For about a year, I kept in contact. Lotus evidently was having financial problems in America, and the shop was dwindling. We finally made a deal and I purchased the car. They promised to put it back together (it’s one thing to put together a car you’ve taken apart yourself, quite another to assemble one that someone else has taken apart) and deliver it to my house.
They came to my house with a flatbed truck that also had several new Lotuses that were being shipped someplace downstate in New York. My wife looked at the truck and asked, “Which one is yours?” I pointed to the old rolling chassis with the pile of boxes.
It took me maybe a year to put everything back together. The hardest part was welding the aluminium – few know how to do it and the panels on this car are very thin, so no one wanted to touch the project. After a long search, I found someone on a dairy farm in the boonies who could do it, because the milk container trucks are aluminum. Then I painted it, piece by piece.
Lotus had been restoring the car, but they understood its history and the importance of keeping it original. The only thing they physically replaced was the bottom panel, which is one big sheet of aluminum.
The first time I drove it was at Lime Rock, on Memorial Day weekend. Coming into Lime Rock, you cross a bridge that goes over one of the straightaways. I heard a tremendous roar underneath me – a bunch of Can-Am cars were practicing for a race the next weekend, huge canary yellow and red monsters that looked like they were a block wide. My insides kind of sank. I got suited up for the next practice session and did a couple of laps with them, and that scared the daylights out of me. I quickly decided to spectate the rest of the day.
I did get back up there, though, and eventually I ended up joining the Vintage Sports Car Club of America. The most exciting races were at Watkins Glen, which is where I met Colin Chapman. Our cars were lined up, because we were the race just before the Formula 1 cars were going on, and Chapman said, “By Jove, that’s my old car!” He recognized her right away.
After more races (and a few more scares, particularly at the Meadowlands Grand Prix, where I drove in a torrential downpour), the car got put away and then moved up with me to Maine. I hold on to cars and don’t let them go. They become part of the family.
My dream was to drive it in the Mille Miglia. I spent months filling out all the paperwork, getting the car certified, and was in the process of getting shipping lined up. After sending in the approved paperwork, I was contacted by the officials: “We noticed from your application that you were born in 1940. We’re sorry, but you’re too old to qualify.” That was upsetting to me, since I’m pretty active – my wife and I have a large sailboat and we go sailing all through Maine for most of the summer.

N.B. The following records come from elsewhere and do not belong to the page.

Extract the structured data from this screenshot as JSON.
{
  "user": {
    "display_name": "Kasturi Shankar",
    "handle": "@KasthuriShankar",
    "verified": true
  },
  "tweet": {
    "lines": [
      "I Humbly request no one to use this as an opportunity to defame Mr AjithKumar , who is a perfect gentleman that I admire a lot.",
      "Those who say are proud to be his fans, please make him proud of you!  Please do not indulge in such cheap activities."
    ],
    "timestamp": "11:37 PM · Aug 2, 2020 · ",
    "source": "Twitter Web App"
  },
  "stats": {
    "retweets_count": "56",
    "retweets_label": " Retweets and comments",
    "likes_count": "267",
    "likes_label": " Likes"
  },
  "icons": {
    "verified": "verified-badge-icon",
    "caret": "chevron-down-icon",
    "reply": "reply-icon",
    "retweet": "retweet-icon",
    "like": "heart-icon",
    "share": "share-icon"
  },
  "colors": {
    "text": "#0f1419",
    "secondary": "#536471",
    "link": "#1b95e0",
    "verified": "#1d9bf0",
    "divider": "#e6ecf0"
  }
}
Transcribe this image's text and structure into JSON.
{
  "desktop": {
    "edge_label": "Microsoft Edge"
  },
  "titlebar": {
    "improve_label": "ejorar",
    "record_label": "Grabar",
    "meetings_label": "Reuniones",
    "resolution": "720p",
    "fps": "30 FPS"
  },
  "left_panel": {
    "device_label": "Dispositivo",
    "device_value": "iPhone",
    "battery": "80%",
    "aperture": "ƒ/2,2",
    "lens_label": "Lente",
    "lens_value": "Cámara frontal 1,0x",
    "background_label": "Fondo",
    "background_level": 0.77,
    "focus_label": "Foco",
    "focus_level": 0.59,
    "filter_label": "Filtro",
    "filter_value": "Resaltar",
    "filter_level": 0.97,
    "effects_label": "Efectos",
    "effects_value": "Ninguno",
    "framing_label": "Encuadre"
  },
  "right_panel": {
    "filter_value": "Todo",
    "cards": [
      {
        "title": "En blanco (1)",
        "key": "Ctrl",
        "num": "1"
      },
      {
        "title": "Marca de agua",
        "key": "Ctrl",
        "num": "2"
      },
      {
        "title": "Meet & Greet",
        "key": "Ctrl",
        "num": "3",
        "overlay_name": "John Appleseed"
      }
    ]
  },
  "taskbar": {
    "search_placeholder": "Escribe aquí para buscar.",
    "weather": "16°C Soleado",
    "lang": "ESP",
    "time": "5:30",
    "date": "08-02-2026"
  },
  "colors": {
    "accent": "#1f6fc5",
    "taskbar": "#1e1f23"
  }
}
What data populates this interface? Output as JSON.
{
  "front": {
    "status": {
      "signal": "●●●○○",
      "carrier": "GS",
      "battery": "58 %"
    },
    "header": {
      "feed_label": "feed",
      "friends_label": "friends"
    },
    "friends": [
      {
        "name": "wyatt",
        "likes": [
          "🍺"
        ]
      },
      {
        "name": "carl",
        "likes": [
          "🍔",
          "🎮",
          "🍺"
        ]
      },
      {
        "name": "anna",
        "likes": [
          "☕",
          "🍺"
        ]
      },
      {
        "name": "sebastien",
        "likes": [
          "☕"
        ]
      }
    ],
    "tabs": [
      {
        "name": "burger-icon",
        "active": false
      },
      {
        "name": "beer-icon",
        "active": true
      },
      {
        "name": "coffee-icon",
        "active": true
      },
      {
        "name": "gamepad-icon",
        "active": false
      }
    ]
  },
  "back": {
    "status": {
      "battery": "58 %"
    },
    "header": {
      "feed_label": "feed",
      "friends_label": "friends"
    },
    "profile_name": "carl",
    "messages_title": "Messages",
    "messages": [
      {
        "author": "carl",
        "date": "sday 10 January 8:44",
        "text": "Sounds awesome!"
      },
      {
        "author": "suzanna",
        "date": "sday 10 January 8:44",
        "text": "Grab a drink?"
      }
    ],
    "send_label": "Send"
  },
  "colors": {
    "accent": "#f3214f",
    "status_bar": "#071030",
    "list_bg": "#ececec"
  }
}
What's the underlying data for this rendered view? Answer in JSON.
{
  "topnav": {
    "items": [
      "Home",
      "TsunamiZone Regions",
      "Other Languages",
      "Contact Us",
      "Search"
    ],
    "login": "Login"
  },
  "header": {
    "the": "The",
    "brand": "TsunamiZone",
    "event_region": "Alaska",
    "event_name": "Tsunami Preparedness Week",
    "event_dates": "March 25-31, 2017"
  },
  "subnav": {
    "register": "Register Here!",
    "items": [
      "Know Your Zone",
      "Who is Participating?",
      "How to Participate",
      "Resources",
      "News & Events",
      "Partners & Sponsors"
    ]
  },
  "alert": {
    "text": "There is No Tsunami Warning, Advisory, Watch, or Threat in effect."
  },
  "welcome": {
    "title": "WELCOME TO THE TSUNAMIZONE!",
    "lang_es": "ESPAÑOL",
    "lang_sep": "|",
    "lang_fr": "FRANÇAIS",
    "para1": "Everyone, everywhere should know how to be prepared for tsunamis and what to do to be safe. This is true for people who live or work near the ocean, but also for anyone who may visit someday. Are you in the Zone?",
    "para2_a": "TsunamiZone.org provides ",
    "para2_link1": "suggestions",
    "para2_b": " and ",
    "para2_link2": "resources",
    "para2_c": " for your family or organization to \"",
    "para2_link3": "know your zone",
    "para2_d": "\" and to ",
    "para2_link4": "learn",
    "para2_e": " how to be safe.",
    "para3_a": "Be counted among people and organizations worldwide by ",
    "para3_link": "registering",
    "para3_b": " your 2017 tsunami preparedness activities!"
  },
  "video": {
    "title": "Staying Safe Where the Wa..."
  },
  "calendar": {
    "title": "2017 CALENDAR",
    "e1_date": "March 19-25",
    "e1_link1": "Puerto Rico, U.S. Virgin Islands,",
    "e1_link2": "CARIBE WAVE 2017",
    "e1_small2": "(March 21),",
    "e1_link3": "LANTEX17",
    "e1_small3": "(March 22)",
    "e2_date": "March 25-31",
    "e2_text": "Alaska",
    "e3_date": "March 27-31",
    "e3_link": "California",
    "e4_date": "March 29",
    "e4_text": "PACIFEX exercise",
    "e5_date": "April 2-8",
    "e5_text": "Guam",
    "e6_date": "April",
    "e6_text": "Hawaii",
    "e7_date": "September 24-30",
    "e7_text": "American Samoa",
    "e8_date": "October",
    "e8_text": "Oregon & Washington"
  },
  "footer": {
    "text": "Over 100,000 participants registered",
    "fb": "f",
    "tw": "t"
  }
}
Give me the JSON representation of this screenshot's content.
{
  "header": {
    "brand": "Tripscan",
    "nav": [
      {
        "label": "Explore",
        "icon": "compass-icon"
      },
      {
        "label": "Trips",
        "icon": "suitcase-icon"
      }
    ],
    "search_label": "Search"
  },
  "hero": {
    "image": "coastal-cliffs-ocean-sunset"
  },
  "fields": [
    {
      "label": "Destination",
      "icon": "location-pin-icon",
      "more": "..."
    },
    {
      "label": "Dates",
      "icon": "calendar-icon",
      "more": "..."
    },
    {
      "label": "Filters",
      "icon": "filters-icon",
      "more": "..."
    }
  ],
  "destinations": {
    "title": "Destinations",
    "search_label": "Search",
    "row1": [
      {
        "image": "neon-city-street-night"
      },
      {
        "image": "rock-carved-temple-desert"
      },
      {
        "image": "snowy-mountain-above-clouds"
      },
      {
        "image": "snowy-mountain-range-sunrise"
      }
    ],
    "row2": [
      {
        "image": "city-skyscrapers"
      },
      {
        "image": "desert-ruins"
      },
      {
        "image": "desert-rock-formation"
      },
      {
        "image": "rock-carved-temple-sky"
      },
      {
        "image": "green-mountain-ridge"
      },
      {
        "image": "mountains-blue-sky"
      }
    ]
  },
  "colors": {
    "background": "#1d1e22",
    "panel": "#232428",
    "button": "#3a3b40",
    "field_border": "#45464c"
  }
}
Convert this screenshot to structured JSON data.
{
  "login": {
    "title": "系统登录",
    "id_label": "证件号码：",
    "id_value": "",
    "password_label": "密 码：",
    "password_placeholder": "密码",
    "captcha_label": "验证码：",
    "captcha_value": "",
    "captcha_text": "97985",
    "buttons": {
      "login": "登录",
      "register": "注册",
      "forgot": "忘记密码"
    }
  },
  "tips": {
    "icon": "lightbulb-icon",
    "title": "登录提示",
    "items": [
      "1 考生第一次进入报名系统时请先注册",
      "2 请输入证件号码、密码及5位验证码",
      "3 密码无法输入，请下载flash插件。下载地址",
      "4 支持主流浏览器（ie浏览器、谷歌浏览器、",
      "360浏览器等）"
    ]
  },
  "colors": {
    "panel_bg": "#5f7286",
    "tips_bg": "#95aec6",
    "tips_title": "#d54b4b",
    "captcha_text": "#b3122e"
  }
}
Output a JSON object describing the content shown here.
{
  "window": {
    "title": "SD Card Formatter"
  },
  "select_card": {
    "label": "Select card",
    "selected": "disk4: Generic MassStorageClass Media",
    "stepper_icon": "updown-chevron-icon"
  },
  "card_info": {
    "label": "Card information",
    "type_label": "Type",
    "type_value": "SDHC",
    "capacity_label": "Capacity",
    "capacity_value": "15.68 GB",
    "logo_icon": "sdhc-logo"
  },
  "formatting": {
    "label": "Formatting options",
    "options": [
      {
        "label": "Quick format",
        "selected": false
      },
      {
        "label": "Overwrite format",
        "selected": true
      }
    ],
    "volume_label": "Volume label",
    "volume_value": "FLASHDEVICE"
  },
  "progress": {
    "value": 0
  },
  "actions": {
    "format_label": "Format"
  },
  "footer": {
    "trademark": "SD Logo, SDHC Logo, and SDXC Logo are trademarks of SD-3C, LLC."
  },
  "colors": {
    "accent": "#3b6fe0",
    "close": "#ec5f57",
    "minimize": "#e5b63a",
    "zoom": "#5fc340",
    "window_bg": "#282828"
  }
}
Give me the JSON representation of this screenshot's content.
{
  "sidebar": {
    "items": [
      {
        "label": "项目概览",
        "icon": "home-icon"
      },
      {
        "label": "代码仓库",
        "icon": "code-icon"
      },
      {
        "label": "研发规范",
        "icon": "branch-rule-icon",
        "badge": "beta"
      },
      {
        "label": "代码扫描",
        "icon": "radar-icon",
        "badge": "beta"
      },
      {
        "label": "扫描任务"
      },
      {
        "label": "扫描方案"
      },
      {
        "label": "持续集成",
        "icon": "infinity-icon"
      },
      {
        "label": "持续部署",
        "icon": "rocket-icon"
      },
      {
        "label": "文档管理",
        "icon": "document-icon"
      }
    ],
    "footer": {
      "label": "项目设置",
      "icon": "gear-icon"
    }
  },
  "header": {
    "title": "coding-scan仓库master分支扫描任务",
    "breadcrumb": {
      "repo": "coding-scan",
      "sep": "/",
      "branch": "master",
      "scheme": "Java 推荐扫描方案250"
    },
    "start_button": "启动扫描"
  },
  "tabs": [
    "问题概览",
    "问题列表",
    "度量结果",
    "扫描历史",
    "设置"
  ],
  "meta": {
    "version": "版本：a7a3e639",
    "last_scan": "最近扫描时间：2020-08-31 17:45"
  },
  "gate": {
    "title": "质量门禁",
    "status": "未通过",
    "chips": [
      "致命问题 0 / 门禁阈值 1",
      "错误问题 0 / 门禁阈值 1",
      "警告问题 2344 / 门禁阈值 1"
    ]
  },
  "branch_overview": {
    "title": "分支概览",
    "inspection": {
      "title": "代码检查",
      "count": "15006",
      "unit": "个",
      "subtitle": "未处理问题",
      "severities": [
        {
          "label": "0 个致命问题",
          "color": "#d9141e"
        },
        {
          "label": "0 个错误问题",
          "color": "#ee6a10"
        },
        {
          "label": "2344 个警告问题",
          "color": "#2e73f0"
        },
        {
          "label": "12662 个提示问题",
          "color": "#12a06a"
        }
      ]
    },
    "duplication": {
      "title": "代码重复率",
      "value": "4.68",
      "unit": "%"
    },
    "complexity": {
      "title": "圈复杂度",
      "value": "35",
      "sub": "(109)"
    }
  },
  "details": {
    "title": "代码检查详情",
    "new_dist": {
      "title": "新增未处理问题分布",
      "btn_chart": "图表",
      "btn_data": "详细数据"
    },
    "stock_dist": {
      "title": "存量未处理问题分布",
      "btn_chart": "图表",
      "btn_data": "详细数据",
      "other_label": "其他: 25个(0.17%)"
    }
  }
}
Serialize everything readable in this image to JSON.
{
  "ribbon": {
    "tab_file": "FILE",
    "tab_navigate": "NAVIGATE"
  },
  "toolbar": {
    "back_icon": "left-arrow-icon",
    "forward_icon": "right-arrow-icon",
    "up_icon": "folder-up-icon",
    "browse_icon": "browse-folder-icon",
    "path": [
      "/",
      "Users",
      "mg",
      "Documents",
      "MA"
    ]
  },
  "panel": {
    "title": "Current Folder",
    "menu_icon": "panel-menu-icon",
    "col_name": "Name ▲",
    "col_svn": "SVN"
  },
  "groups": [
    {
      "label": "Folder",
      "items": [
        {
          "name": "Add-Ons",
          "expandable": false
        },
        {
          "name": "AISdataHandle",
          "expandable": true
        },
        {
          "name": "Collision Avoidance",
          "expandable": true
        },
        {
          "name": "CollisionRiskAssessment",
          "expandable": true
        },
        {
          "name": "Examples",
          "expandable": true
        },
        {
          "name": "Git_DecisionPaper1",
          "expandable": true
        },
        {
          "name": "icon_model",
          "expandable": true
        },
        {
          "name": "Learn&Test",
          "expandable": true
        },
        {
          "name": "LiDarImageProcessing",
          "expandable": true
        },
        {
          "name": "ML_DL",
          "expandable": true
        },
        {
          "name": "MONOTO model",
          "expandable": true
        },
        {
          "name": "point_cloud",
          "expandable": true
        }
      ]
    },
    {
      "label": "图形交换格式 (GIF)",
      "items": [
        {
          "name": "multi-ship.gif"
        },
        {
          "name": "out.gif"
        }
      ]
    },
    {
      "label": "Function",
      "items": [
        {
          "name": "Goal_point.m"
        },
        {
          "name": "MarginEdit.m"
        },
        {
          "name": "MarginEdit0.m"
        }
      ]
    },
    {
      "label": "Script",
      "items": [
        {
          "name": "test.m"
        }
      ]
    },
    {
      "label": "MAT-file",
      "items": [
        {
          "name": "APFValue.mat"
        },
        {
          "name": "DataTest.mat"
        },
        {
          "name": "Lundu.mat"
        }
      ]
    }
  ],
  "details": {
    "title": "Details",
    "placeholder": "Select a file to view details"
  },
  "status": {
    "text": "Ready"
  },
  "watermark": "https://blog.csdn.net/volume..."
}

Still, my body would probably have hurt after three days of sitting on a sheetmetal seat.